■ **TASK TO COMPLETE**
Copy all of the data below exactly as it is given.

☆ ☆ ☆ ☆ ☆ ☆ ☆

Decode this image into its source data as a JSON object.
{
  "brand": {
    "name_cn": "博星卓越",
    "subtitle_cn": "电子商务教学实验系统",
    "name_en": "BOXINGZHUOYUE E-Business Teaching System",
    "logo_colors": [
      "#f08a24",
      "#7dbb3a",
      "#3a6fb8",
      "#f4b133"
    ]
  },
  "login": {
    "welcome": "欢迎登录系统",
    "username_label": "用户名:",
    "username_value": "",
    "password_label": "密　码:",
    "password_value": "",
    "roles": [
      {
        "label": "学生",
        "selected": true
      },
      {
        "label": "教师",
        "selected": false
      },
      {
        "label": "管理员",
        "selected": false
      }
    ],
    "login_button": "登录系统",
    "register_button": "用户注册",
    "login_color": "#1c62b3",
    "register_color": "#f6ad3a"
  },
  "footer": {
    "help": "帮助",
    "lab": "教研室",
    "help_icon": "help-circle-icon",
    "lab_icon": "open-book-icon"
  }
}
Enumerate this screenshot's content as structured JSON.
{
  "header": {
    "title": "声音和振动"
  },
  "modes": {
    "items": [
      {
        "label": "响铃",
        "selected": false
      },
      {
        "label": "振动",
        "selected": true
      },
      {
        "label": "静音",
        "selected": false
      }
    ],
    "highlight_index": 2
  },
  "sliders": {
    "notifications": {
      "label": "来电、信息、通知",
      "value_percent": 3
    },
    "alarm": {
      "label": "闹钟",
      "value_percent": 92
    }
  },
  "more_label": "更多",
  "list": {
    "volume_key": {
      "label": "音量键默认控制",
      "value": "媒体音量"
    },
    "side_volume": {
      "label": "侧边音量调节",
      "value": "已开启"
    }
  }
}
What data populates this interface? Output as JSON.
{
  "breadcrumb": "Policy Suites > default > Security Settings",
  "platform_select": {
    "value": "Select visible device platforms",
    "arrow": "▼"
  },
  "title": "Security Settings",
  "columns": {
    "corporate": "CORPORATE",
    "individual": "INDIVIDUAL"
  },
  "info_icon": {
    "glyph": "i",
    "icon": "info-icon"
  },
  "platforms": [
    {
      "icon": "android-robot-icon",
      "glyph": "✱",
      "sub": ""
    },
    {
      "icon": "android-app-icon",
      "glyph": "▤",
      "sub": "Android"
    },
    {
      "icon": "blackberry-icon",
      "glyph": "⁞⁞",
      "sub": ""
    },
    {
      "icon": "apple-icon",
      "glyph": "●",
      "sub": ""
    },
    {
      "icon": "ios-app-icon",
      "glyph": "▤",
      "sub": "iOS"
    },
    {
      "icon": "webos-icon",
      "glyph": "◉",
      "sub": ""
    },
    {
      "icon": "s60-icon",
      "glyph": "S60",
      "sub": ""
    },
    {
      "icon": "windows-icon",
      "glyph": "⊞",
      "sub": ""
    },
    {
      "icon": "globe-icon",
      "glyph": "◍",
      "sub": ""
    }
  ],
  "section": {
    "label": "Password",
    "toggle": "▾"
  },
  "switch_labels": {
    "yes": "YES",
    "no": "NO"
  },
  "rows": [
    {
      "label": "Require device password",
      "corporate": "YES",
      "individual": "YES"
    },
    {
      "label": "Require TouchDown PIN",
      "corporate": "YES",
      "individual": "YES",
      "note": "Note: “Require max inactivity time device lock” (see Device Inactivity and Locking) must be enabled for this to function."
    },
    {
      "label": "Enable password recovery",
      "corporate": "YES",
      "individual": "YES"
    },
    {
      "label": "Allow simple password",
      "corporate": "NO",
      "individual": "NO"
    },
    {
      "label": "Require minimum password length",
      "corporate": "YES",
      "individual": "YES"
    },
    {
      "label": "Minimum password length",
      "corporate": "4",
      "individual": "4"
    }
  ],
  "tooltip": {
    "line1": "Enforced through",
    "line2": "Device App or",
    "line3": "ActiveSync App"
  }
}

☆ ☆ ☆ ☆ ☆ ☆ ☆

■ **SOLVED EXERCISE**
Decode this image into its source data as a JSON object.
{
  "brand": {
    "name_cn": "博星卓越",
    "subtitle_cn": "电子商务教学实验系统",
    "name_en": "BOXINGZHUOYUE E-Business Teaching System",
    "logo_colors": [
      "#f08a24",
      "#7dbb3a",
      "#3a6fb8",
      "#f4b133"
    ]
  },
  "login": {
    "welcome": "欢迎登录系统",
    "username_label": "用户名:",
    "username_value": "",
    "password_label": "密　码:",
    "password_value": "",
    "roles": [
      {
        "label": "学生",
        "selected": true
      },
      {
        "label": "教师",
        "selected": false
      },
      {
        "label": "管理员",
        "selected": false
      }
    ],
    "login_button": "登录系统",
    "register_button": "用户注册",
    "login_color": "#1c62b3",
    "register_color": "#f6ad3a"
  },
  "footer": {
    "help": "帮助",
    "lab": "教研室",
    "help_icon": "help-circle-icon",
    "lab_icon": "open-book-icon"
  }
}
Enumerate this screenshot's content as structured JSON.
{
  "header": {
    "title": "声音和振动"
  },
  "modes": {
    "items": [
      {
        "label": "响铃",
        "selected": false
      },
      {
        "label": "振动",
        "selected": true
      },
      {
        "label": "静音",
        "selected": false
      }
    ],
    "highlight_index": 2
  },
  "sliders": {
    "notifications": {
      "label": "来电、信息、通知",
      "value_percent": 3
    },
    "alarm": {
      "label": "闹钟",
      "value_percent": 92
    }
  },
  "more_label": "更多",
  "list": {
    "volume_key": {
      "label": "音量键默认控制",
      "value": "媒体音量"
    },
    "side_volume": {
      "label": "侧边音量调节",
      "value": "已开启"
    }
  }
}
What data populates this interface? Output as JSON.
{
  "breadcrumb": "Policy Suites > default > Security Settings",
  "platform_select": {
    "value": "Select visible device platforms",
    "arrow": "▼"
  },
  "title": "Security Settings",
  "columns": {
    "corporate": "CORPORATE",
    "individual": "INDIVIDUAL"
  },
  "info_icon": {
    "glyph": "i",
    "icon": "info-icon"
  },
  "platforms": [
    {
      "icon": "android-robot-icon",
      "glyph": "✱",
      "sub": ""
    },
    {
      "icon": "android-app-icon",
      "glyph": "▤",
      "sub": "Android"
    },
    {
      "icon": "blackberry-icon",
      "glyph": "⁞⁞",
      "sub": ""
    },
    {
      "icon": "apple-icon",
      "glyph": "●",
      "sub": ""
    },
    {
      "icon": "ios-app-icon",
      "glyph": "▤",
      "sub": "iOS"
    },
    {
      "icon": "webos-icon",
      "glyph": "◉",
      "sub": ""
    },
    {
      "icon": "s60-icon",
      "glyph": "S60",
      "sub": ""
    },
    {
      "icon": "windows-icon",
      "glyph": "⊞",
      "sub": ""
    },
    {
      "icon": "globe-icon",
      "glyph": "◍",
      "sub": ""
    }
  ],
  "section": {
    "label": "Password",
    "toggle": "▾"
  },
  "switch_labels": {
    "yes": "YES",
    "no": "NO"
  },
  "rows": [
    {
      "label": "Require device password",
      "corporate": "YES",
      "individual": "YES"
    },
    {
      "label": "Require TouchDown PIN",
      "corporate": "YES",
      "individual": "YES",
      "note": "Note: “Require max inactivity time device lock” (see Device Inactivity and Locking) must be enabled for this to function."
    },
    {
      "label": "Enable password recovery",
      "corporate": "YES",
      "individual": "YES"
    },
    {
      "label": "Allow simple password",
      "corporate": "NO",
      "individual": "NO"
    },
    {
      "label": "Require minimum password length",
      "corporate": "YES",
      "individual": "YES"
    },
    {
      "label": "Minimum password length",
      "corporate": "4",
      "individual": "4"
    }
  ],
  "tooltip": {
    "line1": "Enforced through",
    "line2": "Device App or",
    "line3": "ActiveSync App"
  }
}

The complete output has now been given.